That sentiment was not uncommon among Republicans here this week, especially among voters who came out to see Haley, the former U.N. ambassador.
“I liked him. But he just scares me now. Everybody that has ever worked for him is not any more,” said Lisa Tracy, of Salem. If it came down to Biden versus Trump, she said, “I would go with Biden.”
These problems are not entirely unique to Republicans. Biden himself is grappling with a Democratic Party where a portion of voters have soured on him and are either leaning towards or threatening to vote for a third party candidate or stay home in November.
“We need to keep showing that it can’t just be two parties that no one fully agrees with,” said Michelle Greene, a 34-year-old registered independent from Portsmouth, New Hampshire, who saw Rep. Dean Phillips (D-Minn.), who is challenging the president in a primary, in Hampton on Sunday.
Greene said it’s “definitely a concern” that a third-party candidate might siphon off votes from Biden in November. But she also wasn’t sure if she’d vote for Biden again, after backing him in 2020, in a head-to-head Biden-Trump rematch, adding that she “morally can’t support the lesser of two evils.”
How big a universe these groups of disaffected voters are could go a long way in determining the next president. But there are signs that, among independents at least, Trump is bleeding.
New York Times/Siena College poll last month, Biden led Trump among all independents in the poll, 50 percent to 38 percent.
At a brief press scrum on Saturday before Trump took the stage at a rally, the former president’s top adviser Chris LaCivita downplayed the numbers out of Iowa. A campaign spokesperson did not respond to a request for comment.
But at events across the Granite state over the past week, surrogates for Trump have stressed the need for Republican reconciliation, depicting Biden’s presidency as an existential threat.
Sununu, for his part, said he was ready to back Trump should he end up being the party’s standard-bearer. While Biden is a “decent person,” Sununu said, “his team is so bad.”
But what was notable about his argument was that it was delivered under duress. Sununu was speaking to a voter who had cornered him while he wiped snow from his car in a parking lot outside a Haley rally. That voter had wanted to know how he could possibly turn around and cast a vote for Trump after being so openly critical of his governance. Others who attended the event agreed.
Curtis Thornbrugh, 81, an independent from Rindge, had voted for Barry Goldwater, Bob Dole, and both Bushes before casting his ballot for Obama twice and Biden in 2020 (he did not say how he voted in 2016). He was open to backing Haley in 2024 but couldn’t see himself supporting Trump.
“I can’t find anything good to say and I try,” he explained. “He’s dangerous and the people around him are, too.”

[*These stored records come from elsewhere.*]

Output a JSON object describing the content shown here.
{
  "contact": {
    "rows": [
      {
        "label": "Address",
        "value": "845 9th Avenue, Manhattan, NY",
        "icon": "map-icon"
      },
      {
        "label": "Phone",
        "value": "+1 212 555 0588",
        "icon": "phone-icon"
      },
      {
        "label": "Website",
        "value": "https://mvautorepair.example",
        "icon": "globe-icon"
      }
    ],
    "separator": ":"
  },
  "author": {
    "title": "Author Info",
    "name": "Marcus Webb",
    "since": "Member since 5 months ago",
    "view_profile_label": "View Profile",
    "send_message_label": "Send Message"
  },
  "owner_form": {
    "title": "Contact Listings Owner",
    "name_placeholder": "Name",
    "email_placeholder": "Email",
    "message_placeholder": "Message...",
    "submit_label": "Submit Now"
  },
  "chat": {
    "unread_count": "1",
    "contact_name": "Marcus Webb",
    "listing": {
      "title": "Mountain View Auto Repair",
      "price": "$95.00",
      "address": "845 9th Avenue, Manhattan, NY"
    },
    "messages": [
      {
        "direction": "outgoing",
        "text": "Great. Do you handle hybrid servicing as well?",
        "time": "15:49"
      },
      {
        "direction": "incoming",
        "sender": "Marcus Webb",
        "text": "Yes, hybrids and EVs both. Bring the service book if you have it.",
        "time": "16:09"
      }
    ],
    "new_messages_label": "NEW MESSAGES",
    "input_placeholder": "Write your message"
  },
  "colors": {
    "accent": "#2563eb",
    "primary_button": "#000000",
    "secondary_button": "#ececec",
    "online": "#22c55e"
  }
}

Forbes Farmer, 79, a fellow independent from Rindge, also went to view Haley in person at that event. He said he’d lean towards supporting her if she ran against Biden in November.
Could he back Trump should he prevail?
“No, never,” Farmer said. “I absolutely hate Trump.”
Elena Schneider and Lisa Kashinsky contributed to this report.